-- Given data follows --

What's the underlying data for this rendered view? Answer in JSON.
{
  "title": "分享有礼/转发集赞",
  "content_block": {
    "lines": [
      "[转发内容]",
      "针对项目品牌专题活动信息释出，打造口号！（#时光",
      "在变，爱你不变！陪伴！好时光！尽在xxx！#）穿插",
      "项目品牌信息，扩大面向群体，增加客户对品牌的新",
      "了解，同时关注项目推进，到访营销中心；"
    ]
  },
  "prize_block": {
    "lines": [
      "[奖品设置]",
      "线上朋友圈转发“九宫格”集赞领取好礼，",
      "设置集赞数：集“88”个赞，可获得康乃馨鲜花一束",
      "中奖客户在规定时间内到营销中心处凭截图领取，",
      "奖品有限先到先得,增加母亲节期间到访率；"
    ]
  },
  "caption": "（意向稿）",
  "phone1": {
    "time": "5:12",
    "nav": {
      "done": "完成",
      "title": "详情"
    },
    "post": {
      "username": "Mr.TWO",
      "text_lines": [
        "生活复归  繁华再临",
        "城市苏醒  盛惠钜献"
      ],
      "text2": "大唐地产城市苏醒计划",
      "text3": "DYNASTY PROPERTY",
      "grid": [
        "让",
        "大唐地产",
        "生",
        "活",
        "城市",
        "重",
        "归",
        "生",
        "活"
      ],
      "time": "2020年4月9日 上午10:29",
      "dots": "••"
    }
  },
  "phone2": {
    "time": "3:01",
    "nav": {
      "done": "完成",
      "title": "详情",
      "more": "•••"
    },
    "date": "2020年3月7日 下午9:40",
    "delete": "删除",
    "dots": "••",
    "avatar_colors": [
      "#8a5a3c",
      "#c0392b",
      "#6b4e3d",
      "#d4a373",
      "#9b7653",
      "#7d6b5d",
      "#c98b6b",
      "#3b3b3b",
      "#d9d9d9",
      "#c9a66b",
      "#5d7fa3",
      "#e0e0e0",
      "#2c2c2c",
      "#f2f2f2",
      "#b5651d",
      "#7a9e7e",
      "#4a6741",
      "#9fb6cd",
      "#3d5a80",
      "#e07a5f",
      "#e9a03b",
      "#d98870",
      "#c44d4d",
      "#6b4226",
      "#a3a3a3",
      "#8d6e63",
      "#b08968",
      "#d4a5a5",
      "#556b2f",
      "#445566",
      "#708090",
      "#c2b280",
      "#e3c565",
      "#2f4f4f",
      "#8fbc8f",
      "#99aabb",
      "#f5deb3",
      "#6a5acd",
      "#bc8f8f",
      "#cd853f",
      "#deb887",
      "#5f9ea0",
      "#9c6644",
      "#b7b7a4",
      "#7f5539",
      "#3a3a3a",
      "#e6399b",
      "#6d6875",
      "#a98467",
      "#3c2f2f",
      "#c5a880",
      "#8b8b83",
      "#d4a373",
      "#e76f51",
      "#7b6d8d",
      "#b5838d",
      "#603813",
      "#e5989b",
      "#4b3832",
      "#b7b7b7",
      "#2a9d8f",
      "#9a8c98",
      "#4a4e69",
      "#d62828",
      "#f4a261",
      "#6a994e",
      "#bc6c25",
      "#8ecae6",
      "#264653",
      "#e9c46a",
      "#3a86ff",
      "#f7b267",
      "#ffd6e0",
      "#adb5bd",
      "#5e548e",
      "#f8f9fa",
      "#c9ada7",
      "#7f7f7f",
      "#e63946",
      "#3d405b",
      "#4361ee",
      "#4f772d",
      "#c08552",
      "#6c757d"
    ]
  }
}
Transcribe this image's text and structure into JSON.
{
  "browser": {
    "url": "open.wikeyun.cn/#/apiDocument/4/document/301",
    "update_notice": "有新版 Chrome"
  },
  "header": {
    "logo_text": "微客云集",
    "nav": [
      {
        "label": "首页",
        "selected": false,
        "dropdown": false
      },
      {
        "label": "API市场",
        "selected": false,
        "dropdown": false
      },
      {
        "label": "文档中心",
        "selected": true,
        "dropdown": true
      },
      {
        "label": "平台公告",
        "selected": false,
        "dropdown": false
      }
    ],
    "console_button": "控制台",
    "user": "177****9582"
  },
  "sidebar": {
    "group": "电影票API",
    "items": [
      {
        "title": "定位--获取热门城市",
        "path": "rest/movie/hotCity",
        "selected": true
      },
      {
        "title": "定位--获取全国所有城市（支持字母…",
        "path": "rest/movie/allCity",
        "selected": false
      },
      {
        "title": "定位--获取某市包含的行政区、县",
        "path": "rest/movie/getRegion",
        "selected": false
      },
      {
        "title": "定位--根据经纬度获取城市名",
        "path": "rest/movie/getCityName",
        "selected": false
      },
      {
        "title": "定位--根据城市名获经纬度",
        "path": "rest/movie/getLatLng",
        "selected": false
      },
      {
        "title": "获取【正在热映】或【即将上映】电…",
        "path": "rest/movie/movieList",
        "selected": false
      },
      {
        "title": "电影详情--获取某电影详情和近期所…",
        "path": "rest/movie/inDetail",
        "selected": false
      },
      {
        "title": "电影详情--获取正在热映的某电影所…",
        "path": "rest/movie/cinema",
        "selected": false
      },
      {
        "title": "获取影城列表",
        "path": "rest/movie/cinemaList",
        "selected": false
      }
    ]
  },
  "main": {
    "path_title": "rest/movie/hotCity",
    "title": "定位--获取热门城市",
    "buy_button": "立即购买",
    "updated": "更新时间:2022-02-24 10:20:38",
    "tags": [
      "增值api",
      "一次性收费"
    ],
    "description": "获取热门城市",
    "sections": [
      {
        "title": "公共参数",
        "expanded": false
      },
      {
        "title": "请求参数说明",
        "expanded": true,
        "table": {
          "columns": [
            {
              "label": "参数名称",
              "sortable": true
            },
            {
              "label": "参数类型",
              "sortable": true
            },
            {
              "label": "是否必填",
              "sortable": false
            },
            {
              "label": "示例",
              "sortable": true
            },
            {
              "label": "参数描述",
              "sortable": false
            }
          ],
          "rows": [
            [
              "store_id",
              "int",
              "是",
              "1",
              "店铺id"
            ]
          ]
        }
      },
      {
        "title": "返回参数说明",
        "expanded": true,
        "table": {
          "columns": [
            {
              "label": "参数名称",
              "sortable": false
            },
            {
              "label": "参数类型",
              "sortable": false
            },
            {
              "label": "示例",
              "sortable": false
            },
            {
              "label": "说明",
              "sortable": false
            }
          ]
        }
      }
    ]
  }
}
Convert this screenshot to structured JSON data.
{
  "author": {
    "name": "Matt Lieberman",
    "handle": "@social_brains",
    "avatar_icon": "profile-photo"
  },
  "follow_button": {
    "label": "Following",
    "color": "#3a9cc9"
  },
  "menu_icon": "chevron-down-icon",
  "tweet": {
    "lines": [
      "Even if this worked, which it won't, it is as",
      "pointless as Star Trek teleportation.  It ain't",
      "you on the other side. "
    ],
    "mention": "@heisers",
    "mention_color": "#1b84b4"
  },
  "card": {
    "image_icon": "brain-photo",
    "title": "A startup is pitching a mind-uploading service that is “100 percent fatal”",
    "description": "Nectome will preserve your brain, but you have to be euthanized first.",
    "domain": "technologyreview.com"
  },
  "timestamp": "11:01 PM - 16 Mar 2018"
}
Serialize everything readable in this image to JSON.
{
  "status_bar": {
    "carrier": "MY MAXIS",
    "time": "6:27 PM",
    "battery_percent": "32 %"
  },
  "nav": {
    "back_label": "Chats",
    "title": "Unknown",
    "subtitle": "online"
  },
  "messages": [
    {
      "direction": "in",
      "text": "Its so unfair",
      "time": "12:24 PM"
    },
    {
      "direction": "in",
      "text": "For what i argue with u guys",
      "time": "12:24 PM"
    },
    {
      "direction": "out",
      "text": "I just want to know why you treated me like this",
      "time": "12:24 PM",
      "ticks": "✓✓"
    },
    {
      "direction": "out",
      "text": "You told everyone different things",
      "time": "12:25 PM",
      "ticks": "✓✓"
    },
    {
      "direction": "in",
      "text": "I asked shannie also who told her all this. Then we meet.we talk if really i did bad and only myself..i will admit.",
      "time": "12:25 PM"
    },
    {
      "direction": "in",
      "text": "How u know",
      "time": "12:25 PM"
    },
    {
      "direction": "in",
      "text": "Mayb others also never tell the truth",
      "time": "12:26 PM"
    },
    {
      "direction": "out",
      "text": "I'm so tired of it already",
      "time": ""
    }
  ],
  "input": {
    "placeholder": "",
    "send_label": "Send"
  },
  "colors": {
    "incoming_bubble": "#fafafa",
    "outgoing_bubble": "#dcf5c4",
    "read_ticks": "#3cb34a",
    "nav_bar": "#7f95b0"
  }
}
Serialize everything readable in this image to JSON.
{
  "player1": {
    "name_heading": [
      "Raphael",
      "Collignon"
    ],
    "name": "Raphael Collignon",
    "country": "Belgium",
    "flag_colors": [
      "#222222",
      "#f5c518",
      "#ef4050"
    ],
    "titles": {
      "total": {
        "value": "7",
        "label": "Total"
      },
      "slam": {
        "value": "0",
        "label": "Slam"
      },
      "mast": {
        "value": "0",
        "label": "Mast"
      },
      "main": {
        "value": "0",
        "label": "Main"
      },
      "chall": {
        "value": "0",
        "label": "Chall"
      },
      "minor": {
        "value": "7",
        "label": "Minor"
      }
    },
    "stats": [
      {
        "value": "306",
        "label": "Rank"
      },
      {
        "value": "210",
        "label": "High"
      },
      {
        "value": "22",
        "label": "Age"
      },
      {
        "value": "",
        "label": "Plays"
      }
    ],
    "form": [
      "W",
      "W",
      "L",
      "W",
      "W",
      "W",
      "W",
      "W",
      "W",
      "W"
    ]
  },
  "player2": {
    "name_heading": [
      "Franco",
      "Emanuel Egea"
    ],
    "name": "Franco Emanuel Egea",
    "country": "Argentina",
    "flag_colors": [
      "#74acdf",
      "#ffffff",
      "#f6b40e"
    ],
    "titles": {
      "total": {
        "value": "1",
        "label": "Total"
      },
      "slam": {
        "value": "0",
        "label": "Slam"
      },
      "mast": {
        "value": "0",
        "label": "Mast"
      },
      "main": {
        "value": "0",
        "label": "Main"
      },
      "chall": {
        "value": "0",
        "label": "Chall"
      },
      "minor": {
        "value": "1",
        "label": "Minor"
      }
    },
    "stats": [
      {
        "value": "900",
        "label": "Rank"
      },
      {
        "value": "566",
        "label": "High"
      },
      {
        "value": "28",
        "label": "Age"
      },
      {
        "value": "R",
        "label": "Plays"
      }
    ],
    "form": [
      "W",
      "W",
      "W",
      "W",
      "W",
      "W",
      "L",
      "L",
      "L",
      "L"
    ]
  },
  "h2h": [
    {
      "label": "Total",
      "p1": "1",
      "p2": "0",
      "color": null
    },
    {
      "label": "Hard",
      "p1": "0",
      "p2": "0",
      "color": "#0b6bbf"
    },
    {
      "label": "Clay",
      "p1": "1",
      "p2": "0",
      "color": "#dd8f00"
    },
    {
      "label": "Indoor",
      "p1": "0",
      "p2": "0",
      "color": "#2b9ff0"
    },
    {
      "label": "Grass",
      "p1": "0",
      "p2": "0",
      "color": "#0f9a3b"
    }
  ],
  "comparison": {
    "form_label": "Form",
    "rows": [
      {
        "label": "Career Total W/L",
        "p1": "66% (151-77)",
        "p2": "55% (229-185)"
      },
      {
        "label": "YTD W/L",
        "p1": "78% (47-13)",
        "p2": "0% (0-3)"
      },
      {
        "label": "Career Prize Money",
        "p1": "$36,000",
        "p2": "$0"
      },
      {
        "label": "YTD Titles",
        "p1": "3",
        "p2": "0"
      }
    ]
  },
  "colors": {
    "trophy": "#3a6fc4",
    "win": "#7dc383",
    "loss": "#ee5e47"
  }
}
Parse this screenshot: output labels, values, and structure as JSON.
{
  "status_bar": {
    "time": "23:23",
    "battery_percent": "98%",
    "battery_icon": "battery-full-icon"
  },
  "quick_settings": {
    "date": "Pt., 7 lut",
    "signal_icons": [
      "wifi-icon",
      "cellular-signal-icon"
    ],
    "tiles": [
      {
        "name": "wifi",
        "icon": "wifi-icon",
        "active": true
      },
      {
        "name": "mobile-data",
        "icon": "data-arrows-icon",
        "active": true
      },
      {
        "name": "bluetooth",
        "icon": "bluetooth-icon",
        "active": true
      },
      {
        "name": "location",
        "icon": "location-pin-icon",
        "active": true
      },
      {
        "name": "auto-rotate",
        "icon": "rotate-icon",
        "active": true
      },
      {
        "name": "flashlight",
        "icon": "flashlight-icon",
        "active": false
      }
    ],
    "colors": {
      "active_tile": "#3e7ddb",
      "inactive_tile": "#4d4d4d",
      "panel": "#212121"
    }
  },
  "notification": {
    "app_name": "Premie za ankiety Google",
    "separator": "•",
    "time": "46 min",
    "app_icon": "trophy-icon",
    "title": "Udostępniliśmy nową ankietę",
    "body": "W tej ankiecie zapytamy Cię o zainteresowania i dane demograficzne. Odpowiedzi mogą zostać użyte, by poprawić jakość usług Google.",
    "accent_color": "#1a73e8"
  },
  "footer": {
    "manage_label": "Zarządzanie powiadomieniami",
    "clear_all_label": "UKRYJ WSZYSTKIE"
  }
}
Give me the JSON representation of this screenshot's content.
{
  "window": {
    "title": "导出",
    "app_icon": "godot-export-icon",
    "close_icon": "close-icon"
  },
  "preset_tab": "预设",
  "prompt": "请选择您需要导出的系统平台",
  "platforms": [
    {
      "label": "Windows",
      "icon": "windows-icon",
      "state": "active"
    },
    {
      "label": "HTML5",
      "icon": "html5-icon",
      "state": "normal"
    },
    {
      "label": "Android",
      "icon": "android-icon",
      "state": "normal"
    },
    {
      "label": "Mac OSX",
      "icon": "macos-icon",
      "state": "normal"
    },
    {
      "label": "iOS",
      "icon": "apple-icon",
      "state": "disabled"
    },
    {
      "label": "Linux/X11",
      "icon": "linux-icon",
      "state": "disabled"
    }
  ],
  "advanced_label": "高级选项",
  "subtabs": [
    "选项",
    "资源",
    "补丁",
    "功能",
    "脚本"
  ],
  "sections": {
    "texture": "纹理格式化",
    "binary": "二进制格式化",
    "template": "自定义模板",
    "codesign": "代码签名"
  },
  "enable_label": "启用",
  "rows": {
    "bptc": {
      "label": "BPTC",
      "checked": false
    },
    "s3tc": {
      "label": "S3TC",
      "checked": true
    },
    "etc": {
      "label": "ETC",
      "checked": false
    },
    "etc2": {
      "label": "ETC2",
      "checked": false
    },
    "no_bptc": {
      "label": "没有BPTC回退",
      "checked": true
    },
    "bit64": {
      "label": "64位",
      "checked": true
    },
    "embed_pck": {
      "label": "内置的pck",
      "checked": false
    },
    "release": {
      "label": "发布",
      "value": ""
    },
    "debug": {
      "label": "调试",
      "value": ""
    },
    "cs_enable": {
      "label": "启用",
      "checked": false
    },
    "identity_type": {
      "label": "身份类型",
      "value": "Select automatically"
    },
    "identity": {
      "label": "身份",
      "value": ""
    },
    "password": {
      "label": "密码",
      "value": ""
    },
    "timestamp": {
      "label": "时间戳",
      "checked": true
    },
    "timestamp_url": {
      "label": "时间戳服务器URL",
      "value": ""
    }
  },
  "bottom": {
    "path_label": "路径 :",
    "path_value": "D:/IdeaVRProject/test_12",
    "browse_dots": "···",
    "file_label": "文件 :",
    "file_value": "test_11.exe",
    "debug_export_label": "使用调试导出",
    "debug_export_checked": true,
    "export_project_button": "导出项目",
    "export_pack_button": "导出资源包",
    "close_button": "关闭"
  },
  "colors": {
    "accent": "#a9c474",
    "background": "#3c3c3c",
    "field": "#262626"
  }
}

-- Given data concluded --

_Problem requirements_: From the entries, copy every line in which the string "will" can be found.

_Exercise answer_:
    "description": "Nectome will preserve your brain, but you have to be euthanized first.",
      "text": "I asked shannie also who told her all this. Then we meet.we talk if really i did bad and only myself..i will admit.",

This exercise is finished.